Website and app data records
◆ ◆ ◆ ◆ ◆ ◆ ◆

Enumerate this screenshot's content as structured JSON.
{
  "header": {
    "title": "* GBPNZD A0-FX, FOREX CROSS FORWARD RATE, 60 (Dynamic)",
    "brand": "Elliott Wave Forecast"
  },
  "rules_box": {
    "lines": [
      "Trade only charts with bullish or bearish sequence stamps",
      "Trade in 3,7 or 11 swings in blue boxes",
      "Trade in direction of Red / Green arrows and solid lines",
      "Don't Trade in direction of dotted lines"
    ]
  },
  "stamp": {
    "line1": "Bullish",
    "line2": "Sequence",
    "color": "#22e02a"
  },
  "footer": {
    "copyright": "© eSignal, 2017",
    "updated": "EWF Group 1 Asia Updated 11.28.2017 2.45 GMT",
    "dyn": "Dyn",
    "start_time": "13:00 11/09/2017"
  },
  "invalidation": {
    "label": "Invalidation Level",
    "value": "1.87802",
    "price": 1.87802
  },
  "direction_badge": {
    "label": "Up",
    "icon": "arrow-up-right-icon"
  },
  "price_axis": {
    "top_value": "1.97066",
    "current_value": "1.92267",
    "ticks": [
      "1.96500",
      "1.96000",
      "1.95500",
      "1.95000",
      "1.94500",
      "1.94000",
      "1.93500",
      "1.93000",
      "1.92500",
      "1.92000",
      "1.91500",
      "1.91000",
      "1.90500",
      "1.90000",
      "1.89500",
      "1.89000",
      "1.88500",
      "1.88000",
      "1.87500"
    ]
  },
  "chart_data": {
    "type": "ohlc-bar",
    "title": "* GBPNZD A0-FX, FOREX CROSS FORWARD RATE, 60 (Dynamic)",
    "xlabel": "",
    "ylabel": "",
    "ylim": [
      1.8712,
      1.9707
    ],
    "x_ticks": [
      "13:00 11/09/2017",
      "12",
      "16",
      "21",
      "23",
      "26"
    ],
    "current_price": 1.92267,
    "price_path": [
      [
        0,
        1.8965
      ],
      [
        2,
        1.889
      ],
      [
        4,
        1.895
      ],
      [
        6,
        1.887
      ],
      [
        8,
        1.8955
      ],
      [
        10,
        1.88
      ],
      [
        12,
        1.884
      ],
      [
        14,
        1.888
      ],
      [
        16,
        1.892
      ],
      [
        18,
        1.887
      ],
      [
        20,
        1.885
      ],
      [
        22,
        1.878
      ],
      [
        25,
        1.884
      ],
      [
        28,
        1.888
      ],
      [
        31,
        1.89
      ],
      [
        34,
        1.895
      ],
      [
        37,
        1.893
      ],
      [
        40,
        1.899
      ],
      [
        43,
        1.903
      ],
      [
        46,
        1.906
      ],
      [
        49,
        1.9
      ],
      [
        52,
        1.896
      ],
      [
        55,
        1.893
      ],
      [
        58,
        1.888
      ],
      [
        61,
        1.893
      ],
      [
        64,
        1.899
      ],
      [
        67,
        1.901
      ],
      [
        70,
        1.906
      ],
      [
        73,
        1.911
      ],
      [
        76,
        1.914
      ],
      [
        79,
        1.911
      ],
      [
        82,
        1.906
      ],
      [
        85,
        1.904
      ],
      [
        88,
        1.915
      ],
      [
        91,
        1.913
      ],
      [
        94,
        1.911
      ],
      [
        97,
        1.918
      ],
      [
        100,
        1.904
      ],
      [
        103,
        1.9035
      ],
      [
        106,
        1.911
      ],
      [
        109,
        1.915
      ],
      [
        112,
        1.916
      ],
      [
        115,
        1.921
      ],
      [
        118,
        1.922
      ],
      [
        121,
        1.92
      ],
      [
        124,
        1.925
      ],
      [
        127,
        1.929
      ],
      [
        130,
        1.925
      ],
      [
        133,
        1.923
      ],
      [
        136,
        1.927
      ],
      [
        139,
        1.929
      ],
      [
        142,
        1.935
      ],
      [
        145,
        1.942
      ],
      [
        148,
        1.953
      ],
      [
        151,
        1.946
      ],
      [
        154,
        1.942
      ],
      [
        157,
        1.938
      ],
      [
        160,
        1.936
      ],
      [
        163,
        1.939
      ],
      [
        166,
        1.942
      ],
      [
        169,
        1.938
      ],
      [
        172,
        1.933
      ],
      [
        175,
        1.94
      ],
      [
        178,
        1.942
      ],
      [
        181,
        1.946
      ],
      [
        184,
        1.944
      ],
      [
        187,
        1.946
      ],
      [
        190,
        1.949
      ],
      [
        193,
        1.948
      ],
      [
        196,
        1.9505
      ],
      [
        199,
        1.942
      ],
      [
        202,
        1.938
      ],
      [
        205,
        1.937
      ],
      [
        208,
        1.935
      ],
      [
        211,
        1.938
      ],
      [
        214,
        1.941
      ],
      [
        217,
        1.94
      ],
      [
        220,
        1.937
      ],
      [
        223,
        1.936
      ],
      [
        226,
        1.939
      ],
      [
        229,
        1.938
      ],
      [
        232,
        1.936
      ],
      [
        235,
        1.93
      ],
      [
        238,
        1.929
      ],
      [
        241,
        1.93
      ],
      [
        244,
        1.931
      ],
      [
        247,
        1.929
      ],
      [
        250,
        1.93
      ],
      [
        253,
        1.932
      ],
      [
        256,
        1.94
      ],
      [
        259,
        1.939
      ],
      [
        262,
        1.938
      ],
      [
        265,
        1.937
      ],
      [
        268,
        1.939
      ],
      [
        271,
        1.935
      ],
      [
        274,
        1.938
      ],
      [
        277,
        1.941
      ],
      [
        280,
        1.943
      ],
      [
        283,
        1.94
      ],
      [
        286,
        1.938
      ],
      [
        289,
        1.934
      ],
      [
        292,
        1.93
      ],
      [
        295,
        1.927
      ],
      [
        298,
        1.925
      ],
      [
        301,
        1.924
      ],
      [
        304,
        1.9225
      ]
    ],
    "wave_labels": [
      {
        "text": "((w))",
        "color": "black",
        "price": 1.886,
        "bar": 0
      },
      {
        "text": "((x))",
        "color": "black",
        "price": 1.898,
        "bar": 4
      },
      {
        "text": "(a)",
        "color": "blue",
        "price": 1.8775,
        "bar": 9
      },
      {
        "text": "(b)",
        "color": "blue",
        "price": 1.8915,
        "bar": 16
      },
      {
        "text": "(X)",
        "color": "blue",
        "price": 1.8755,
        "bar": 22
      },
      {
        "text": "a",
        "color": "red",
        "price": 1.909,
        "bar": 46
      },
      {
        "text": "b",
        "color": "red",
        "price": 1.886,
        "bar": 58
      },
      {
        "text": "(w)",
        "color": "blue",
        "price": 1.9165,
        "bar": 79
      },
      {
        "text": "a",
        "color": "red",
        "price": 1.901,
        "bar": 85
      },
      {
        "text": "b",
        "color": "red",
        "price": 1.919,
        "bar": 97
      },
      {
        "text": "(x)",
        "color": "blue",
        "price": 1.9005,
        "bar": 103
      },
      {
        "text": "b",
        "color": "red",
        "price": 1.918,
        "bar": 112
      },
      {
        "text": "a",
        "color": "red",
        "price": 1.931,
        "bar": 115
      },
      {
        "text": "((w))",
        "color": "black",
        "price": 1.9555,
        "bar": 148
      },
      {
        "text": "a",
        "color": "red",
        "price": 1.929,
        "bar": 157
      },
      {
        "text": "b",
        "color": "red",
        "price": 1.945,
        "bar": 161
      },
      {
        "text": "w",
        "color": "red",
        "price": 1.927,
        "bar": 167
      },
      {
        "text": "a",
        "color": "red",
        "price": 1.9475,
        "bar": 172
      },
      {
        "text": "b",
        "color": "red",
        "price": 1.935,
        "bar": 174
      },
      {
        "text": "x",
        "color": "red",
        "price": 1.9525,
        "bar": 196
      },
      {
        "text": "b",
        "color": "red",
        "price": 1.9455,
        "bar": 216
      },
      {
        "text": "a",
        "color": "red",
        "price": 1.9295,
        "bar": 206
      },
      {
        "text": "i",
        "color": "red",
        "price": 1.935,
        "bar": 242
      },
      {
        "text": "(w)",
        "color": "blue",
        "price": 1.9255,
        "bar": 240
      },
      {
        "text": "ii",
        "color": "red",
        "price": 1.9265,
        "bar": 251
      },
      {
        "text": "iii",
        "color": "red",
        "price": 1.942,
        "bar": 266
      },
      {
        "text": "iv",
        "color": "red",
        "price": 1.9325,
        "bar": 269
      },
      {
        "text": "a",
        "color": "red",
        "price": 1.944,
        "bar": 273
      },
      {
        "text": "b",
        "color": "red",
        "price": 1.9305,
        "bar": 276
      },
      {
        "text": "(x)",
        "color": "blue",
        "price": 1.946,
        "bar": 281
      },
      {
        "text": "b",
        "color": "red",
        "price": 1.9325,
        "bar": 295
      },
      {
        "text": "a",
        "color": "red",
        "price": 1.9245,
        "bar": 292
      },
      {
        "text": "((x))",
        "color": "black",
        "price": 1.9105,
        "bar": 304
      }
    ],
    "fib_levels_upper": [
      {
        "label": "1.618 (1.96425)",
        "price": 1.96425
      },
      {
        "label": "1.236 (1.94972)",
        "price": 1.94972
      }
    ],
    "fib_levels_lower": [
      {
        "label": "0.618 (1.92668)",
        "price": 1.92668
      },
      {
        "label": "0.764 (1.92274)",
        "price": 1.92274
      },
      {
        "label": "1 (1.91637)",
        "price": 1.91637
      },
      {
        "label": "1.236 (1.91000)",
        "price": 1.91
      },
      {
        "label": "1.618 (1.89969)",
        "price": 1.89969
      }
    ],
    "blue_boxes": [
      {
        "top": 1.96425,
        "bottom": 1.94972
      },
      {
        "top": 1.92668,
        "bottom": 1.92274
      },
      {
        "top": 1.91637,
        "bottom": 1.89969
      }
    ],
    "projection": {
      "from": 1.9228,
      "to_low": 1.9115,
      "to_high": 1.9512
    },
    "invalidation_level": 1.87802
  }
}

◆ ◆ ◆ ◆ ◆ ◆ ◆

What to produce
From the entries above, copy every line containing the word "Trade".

Response below
      "Trade only charts with bullish or bearish sequence stamps",
      "Trade in 3,7 or 11 swings in blue boxes",
      "Trade in direction of Red / Green arrows and solid lines",
      "Don't Trade in direction of dotted lines"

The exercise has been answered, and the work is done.